Assigned task — Pictures should be omitted from your copy. Everything else in the entries below must be restated word for word.

====

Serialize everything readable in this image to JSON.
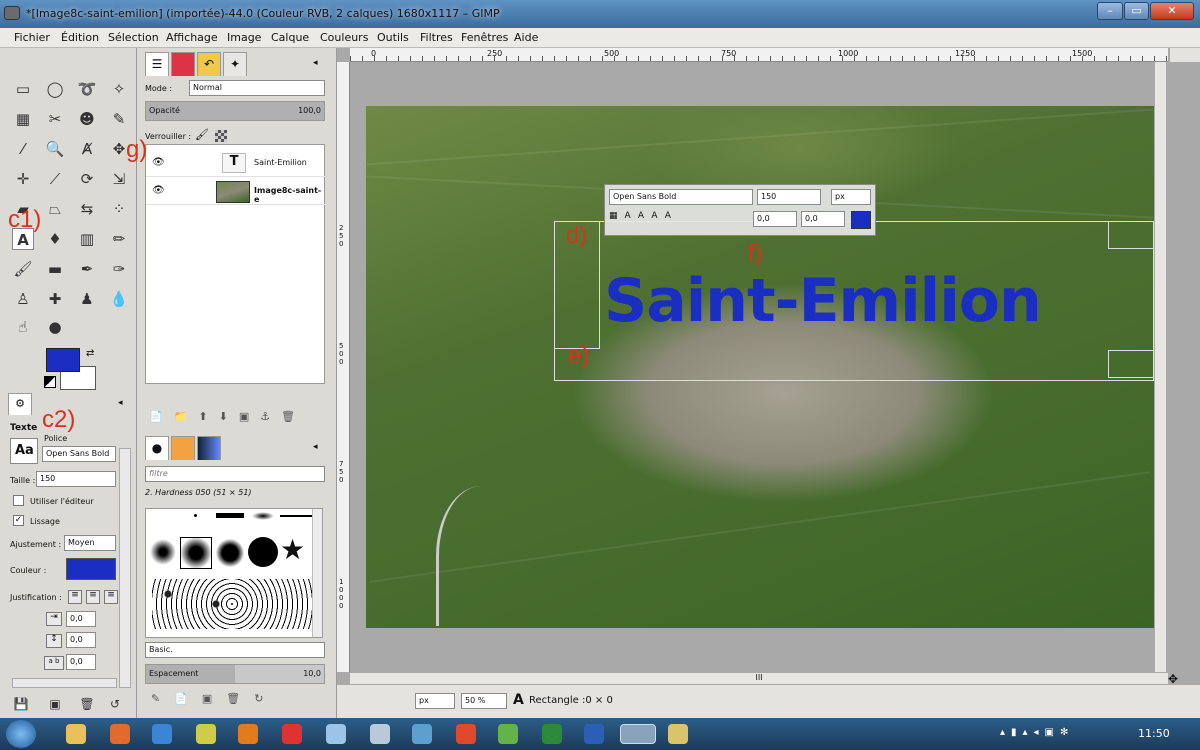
{
  "window": {
    "title": "*[Image8c-saint-emilion] (importée)-44.0 (Couleur RVB, 2 calques) 1680x1117 – GIMP",
    "min": "–",
    "max": "▭",
    "close": "✕"
  },
  "menu": [
    "Fichier",
    "Édition",
    "Sélection",
    "Affichage",
    "Image",
    "Calque",
    "Couleurs",
    "Outils",
    "Filtres",
    "Fenêtres",
    "Aide"
  ],
  "annotations": {
    "c1": "c1)",
    "c2": "c2)",
    "g": "g)",
    "d": "d)",
    "e": "e)",
    "f": "f)"
  },
  "tool_options": {
    "section": "Texte",
    "font_label": "Police",
    "font_value": "Open Sans Bold",
    "font_icon": "Aa",
    "size_label": "Taille :",
    "size_value": "150",
    "editor_label": "Utiliser l'éditeur",
    "antialias_label": "Lissage",
    "hinting_label": "Ajustement :",
    "hinting_value": "Moyen",
    "color_label": "Couleur :",
    "justify_label": "Justification :",
    "indent_value": "0,0",
    "line_value": "0,0",
    "letter_value": "0,0",
    "letter_icon": "a b",
    "text_color": "#1a2ec2"
  },
  "layers": {
    "mode_label": "Mode :",
    "mode_value": "Normal",
    "opacity_label": "Opacité",
    "opacity_value": "100,0",
    "lock_label": "Verrouiller :",
    "rows": [
      {
        "name": "Saint-Emilion",
        "type": "text"
      },
      {
        "name": "Image8c-saint-e",
        "type": "image"
      }
    ]
  },
  "brushes": {
    "filter_placeholder": "filtre",
    "current": "2. Hardness 050 (51 × 51)",
    "preset": "Basic.",
    "spacing_label": "Espacement",
    "spacing_value": "10,0"
  },
  "text_overlay": {
    "font": "Open Sans Bold",
    "size": "150",
    "unit": "px",
    "x": "0,0",
    "y": "0,0",
    "text": "Saint-Emilion",
    "color": "#1a2ec2"
  },
  "ruler": {
    "h": [
      "0",
      "250",
      "500",
      "750",
      "1000",
      "1250",
      "1500"
    ],
    "v": [
      "2 5 0",
      "5 0 0",
      "7 5 0",
      "1 0 0 0"
    ]
  },
  "status": {
    "unit": "px",
    "zoom": "50 %",
    "message": "Rectangle :0 × 0",
    "scroll_h_label": "III"
  },
  "taskbar": {
    "clock": "11:50"
  }
}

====

Task solution —
Serialize everything readable in this image to JSON.
{
  "window": {
    "title": "*[Image8c-saint-emilion] (importée)-44.0 (Couleur RVB, 2 calques) 1680x1117 – GIMP",
    "min": "–",
    "max": "▭",
    "close": "✕"
  },
  "menu": [
    "Fichier",
    "Édition",
    "Sélection",
    "Affichage",
    "Image",
    "Calque",
    "Couleurs",
    "Outils",
    "Filtres",
    "Fenêtres",
    "Aide"
  ],
  "annotations": {
    "c1": "c1)",
    "c2": "c2)",
    "g": "g)",
    "d": "d)",
    "e": "e)",
    "f": "f)"
  },
  "tool_options": {
    "section": "Texte",
    "font_label": "Police",
    "font_value": "Open Sans Bold",
    "font_icon": "Aa",
    "size_label": "Taille :",
    "size_value": "150",
    "editor_label": "Utiliser l'éditeur",
    "antialias_label": "Lissage",
    "hinting_label": "Ajustement :",
    "hinting_value": "Moyen",
    "color_label": "Couleur :",
    "justify_label": "Justification :",
    "indent_value": "0,0",
    "line_value": "0,0",
    "letter_value": "0,0",
    "letter_icon": "a b",
    "text_color": "#1a2ec2"
  },
  "layers": {
    "mode_label": "Mode :",
    "mode_value": "Normal",
    "opacity_label": "Opacité",
    "opacity_value": "100,0",
    "lock_label": "Verrouiller :",
    "rows": [
      {
        "name": "Saint-Emilion",
        "type": "text"
      },
      {
        "name": "Image8c-saint-e",
        "type": "image"
      }
    ]
  },
  "brushes": {
    "filter_placeholder": "filtre",
    "current": "2. Hardness 050 (51 × 51)",
    "preset": "Basic.",
    "spacing_label": "Espacement",
    "spacing_value": "10,0"
  },
  "text_overlay": {
    "font": "Open Sans Bold",
    "size": "150",
    "unit": "px",
    "x": "0,0",
    "y": "0,0",
    "text": "Saint-Emilion",
    "color": "#1a2ec2"
  },
  "ruler": {
    "h": [
      "0",
      "250",
      "500",
      "750",
      "1000",
      "1250",
      "1500"
    ],
    "v": [
      "2 5 0",
      "5 0 0",
      "7 5 0",
      "1 0 0 0"
    ]
  },
  "status": {
    "unit": "px",
    "zoom": "50 %",
    "message": "Rectangle :0 × 0",
    "scroll_h_label": "III"
  },
  "taskbar": {
    "clock": "11:50"
  }
}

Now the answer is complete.